Analysing terrain data
The exposure grade describes the potential consequences of falling or slipping off the path.
Low Exposure: The path is on completely flat land and potential injury is limited to falling over.
Medium Exposure: The trail contains some obstacles such as outcroppings and rock which could cause injury.
High Exposure: Some trail sections have exposed ledges or steep ascents/descents where falling could cause serious injury.
Extreme Exposure: Some trail sections are extremely exposed where falling will almost certainly result in serious injury or death.
This route has technical and demanding trails, amazing views and reaches so far into the wilderness you won't want to come back.
It is 64km long with 1600m ascent and just 1km on tarmac.
It's a tough, long and demanding route that will test the very best riders and reward them with an experience they will never forget.
Biking back home just won't be the same again! Start in Fort William and head up Glen Nevis to the Braveheart car park.
This little bit of road will be just enough to get the legs spinning before the long easy climb up to Dun Deardail, the ancient vitrified fort on the West Highland Way.
It's forest road all the way up with great views over Glen Nevis and Ben Nevis on the other side.
Take a wee detour to visit Dun Deardail before finding the single track path of the West Highland Way heading southwest to Blar a'Chaorainn.
The trail is a walkers route and might have one or two people on it but there are not many cross drains and the riding is nicely technical without being too tricky or too steep.
Watch out for a little bridge and wooden steps but it's all rideable otherwise. From Blar a'Chaorainn the trail widens and is less technical as it heads first south then east towards Kinlochleven.
There is such a big feel to this section of riding so take your time and soak up the atmosphere and the water in the stream crossings.
It's gently up hill to the big saddle near Tigh na Sleubhaich and fast down the other side until you are above the village of Kinlochleven.
The West Highland Way drops down into the village and if you want a bit more of a workout head down this as an optional extra.
It's one of the best, technical and rocky descents on the west coast which feels even harder after the work done to get there from Fort William.
The normal route continues on the double track to Mamore Lodge which you can reach by a steep climb from the loch side if you went for the optional extra loop.
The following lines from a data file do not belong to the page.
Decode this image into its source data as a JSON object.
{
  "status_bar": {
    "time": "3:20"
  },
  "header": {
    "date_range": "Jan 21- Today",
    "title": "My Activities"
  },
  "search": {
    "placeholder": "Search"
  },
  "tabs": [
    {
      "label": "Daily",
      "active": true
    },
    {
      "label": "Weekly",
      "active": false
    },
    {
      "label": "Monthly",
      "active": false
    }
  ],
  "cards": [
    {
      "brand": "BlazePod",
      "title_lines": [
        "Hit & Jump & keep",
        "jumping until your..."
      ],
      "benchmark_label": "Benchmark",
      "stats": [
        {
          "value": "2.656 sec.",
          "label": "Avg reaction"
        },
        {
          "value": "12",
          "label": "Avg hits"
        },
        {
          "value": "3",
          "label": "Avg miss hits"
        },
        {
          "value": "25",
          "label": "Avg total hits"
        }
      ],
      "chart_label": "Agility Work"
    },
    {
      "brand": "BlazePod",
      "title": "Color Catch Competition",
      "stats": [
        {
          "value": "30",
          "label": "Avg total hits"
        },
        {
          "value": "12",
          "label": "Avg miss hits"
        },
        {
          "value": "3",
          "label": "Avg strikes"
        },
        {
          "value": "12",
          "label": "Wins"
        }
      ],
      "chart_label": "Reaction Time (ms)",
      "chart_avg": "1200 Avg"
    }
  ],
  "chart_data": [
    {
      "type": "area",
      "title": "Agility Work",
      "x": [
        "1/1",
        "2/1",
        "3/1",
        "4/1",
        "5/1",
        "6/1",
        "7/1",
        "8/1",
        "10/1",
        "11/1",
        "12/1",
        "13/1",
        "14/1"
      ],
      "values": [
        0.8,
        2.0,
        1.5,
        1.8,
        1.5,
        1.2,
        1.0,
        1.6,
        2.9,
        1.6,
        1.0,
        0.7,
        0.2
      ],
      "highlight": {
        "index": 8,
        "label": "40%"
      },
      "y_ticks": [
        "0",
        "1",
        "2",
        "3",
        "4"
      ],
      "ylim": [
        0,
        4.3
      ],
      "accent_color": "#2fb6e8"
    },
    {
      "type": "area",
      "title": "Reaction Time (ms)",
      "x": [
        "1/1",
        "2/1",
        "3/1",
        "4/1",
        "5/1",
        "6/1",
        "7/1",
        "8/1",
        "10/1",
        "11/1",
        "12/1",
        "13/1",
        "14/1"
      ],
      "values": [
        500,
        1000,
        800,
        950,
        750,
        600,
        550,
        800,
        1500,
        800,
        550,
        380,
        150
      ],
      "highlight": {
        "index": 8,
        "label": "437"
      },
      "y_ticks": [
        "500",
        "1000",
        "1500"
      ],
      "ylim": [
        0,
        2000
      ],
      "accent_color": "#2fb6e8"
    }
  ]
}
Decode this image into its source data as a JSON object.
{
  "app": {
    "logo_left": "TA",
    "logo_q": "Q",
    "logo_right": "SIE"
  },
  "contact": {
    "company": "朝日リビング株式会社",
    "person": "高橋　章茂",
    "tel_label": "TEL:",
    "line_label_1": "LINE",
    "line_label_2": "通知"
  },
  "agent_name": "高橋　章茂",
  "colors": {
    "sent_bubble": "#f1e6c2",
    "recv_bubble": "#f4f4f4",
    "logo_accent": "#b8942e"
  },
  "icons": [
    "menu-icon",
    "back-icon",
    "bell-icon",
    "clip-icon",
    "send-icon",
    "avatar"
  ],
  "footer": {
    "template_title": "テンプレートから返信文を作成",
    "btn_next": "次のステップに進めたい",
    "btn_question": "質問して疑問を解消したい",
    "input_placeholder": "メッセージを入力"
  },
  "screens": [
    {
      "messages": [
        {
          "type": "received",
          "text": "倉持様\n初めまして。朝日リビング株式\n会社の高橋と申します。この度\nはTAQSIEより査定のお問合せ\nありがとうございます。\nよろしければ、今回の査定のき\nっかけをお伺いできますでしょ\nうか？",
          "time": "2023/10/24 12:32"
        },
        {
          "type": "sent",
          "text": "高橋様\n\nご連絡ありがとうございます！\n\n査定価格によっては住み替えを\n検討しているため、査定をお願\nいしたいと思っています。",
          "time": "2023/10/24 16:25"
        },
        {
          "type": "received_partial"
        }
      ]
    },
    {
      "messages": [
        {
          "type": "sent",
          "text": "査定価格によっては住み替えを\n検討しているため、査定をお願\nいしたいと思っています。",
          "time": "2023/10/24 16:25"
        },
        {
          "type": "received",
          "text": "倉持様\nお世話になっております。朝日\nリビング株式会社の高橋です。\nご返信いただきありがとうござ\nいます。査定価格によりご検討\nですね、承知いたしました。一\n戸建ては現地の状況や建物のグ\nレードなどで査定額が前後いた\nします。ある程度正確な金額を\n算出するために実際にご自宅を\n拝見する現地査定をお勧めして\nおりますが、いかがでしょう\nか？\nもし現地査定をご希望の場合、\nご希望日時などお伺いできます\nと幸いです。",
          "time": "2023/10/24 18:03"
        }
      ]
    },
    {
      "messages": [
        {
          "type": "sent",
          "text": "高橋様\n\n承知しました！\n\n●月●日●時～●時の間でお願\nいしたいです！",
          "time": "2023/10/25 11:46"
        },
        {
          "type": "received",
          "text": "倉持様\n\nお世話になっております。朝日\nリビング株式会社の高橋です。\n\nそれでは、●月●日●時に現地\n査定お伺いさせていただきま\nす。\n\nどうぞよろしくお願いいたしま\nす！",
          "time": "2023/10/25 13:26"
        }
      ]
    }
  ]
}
A long, steady climb past Mamore Lodge on double track heads east to the shore of Loch Eilde Mor.
Make sure you look over your shoulder as you climb up for one of the best views in Scotland, down onto the fjord-like Loch Leven with beautiful peaks on both sides.
There is a short and fast descent to Loch Eilde Mor which is followed northeast to its end.
Double track carries on all the way to Luibielt, heading north now and to a major river crossing.
In summer months and after dry weather there is no concern at all with the river crossing if you don't mind getting wet feet.
However during rain or when the winter snow is melting fast this river is impossible to cross safely. Take a break here because it's hard work going up the single track northwards next to the Allt nan Fang to the next col and the highest point of the whole circuit.
It's probably not worth riding the short level sections between each steeper bit so just shoulder your bike and carry it up all the way.
Be happy though because the reward is amazing single track riding down the other side in the remotest part of the country you can imagine.
This is no place to rip a side wall or mush your rear mech.
The trail is a delight to ride, not too hard but skinny single track, and with natural features you need to be switched on.
It opens out a little in the run down to Lairig Leachach bothy but still great fun riding and another stream crossing. From the bothy it's smooth double track riding over a slight rise before a long, long and very fast descent all the way to the edge of Leanachan Forest.
After a few hours of averaging just a few km per hour, this descent will bump up the average speed nicely.
Make sure you look out for the Wee Minister on the way down but don't get too carried away as you need to turn left 1.5km before you get to Corriechoillie.
Give it a few minutes for the smile on your face to settle down before you head into the forest. Straightforward forest roads can now be followed southwest and then north to find the bridge over the river Cour.
New forest roads have been built over the last couple of years and they do not match the map perfectly but it's easy enough to find your way.
The nicest way home is to follow the bank of The Cour south all the way, gently up hill, to join the Puggy Line.
This is an old railway line used to build the aluminium smelter hydroelectric power supply and runs slightly down hill all the way to Nevis Range and then on to Fort William.
It passes The Witches Trails at Nevis Range and you can throw in a run down the World Cup Downhill jump line if you have the energy! Most people will follow the Puggy Line all the way to the back of the smelter, being grateful for the easy finish.
One last short section of road will bring you back to reality as you ride home, tired but very satisfied, into Fort William.